A weekly column covering the art and science of job boards & other online recruitment advertising solutions by TAtech CGO Stephen O’Donnell.
For the past 22 years, I have nurtured a fascination with job boards. This fascination has manifest itself in the form of the National Online Recruitment Awards, where we identify and celebrate the very best in the job board sector in the UK.
Setting aside awards for employers and recruitment firms, we take a very thorough look at the full range of job boards, aggregators, hiring platforms and online publications – essentially any platform through which multiple employers can advertise their current live vacancies and promote their employer brand.
In my capacity as founder of the awards, and chair of the judging panel, I reckon I am the busiest jobseeker in the country – I’ll register with over 500 recruitment websites each year, search for jobs, and go through the application process.
In the nomination process for the NORAs, we also ask jobseekers for their feedback on what their preferences are, and often they volunteer their dislikes too. Whilst not a scientific survey, it is always illuminating to absorb this information. Here’s what I’ve learned:
Job boards are a business, and in the business of serving paying customers – advertisers. Candidates are mostly well aware of this, even if their expectations are set by ecommerce sites they do pay for. They may not fully appreciate that they are the product being sold to advertisers, but that is gradually changing.
Central dichotomy – candidates have always done what they’re asked, and jumped through whatever hoops are put in front of them. However, in a tight labour market, with unemployment at a record low, candidates are expecting better. They have raised their own expectations from a myriad of other online services, and want to assert themselves. Initially this means disengaging, not following the rules, and applying randomly, but as they start to assert themselves even more, they are refusing to jump through certain hoops – assessments, screenings, psychometrics, recorded video interviews.
On the topic of recorded video interviews – candidates know why these are being done – to screen out unsuitable applicants and not waste the time of human recruiters. They also know that the full video interview may not be watched, and that visual bias can see them rejected immediately. In this regard, they feel misled. Recorded interviews feel inherently unfair, as the candidate cannot see the interviewer in real time, cannot assess the response to their answers, and cannot judge the true tone of the interview. Above all, they feel incapable of persuading an employer of their merits.
So, here’s a question job boards should answer: If a candidate has to be judged on a pre-recorded video, then why doesn’t the employer begin that conversation with more information for each vacancy on video?
Candidates are wise to being manipulated; they see it, they feel it, they may go along with the process, but they are increasingly reluctant, and even resentful. Duplication of required data input, and illogical vetting will see candidates bail out of the process, and go elsewhere.

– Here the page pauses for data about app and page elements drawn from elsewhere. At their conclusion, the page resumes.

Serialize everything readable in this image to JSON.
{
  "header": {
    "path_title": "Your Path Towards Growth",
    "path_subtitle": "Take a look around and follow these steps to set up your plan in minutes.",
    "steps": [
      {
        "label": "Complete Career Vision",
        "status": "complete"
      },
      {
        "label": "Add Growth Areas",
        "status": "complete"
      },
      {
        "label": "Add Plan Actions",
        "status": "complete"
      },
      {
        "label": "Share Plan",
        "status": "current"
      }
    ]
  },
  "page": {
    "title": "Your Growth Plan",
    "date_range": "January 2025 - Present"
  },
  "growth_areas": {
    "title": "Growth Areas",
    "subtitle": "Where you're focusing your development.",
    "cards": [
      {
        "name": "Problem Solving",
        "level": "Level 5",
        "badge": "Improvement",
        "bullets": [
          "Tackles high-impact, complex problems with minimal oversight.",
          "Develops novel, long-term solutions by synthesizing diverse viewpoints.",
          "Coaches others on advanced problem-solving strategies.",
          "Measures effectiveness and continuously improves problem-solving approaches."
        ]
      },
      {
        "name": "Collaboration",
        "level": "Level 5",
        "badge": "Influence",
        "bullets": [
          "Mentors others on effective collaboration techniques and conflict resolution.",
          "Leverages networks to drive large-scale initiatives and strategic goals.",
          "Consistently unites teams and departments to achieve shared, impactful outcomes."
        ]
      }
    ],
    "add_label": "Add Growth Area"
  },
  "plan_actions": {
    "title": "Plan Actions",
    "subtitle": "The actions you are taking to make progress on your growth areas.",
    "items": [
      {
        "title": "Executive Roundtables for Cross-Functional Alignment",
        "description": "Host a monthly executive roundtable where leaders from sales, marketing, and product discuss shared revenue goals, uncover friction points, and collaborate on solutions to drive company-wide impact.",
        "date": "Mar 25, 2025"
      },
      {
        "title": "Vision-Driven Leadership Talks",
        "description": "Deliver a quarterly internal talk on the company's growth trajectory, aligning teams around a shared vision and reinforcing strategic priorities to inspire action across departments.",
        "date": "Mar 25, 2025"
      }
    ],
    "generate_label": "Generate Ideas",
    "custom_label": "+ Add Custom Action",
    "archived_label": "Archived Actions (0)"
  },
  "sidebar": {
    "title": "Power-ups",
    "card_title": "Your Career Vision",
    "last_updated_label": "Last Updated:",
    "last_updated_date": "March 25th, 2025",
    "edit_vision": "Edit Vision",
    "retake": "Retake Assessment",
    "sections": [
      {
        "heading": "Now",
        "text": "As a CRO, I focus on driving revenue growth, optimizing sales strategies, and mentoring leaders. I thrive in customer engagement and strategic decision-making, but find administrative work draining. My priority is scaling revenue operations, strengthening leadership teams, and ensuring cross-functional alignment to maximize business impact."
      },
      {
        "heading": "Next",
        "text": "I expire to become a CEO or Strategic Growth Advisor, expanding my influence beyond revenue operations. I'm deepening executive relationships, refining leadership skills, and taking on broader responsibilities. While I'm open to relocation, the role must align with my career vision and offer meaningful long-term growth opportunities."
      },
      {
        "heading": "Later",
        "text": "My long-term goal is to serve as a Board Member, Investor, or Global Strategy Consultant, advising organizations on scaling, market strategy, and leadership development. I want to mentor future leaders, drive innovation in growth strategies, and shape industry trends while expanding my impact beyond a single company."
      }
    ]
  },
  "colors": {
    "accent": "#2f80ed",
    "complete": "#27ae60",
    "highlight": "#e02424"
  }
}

CV / Resumé databases: Candidates know their CV can be entered into a searchable database, and hopefully lead to being approached by suitable employers. However, candidates are rarely told the full implications of this practice, and precisely who can, or specifically who already has accessed their CV. Job boards should flag CVs which include security numbers from Passports, Driving Licenses, National Insurance, and other data used for identity theft. And, there should be a visible log of everyone who viewed a person’s CV. Access to most CV databases is a service which is usually only limited by the ability to pay.
We are long past the “mobile moment” for recruitment, and now the majority of job searches begin on a small screen device. During 2021, 67% of job applications were completed on mobile devices, according to a report by Appcast. In 2019, only 51% of job applications were completed that way. When the least common interface with job boards is via a full-size desktop computer screen, why are so many sites building for this format as a priority?
We already know that most job alerts are opened in mobile devices, meaning candidates come to the job on a small screen. However, they are expected to read immense amounts of tiny text. Inevitably they end up skimming that text, and primarily pay attention to the job title, location, salary, and company name. Then they either apply regardless of the vacancy being a good fit, or don’t apply at all, because the ad was not persuasive. Quality control of job ad content is essential for hiring platforms to earn quality conversions, and to not bore candidates rigid.
Copy-pasted HR job specs are clearly terrible as job adverts, and unpersuasive. Job boards should set limits on the amount of text.
Great success is being found where job boards allow candidates to make a “Note of interest” in a job without making a formal application. The more passive jobseeker is simply asking for the employer to provide more detailed information, before committing to apply.
This post is part 1 of a 2-part series. Open next week’s TAprose newsletter to read part 2.
Stephen O’Donnell is the Chief Growth Officer of TAtech: The Association for Talent Acquisition Solutions and the founder of the National Online Recruitment Awards (NORAs), which celebrate the best of the job board sector in the UK.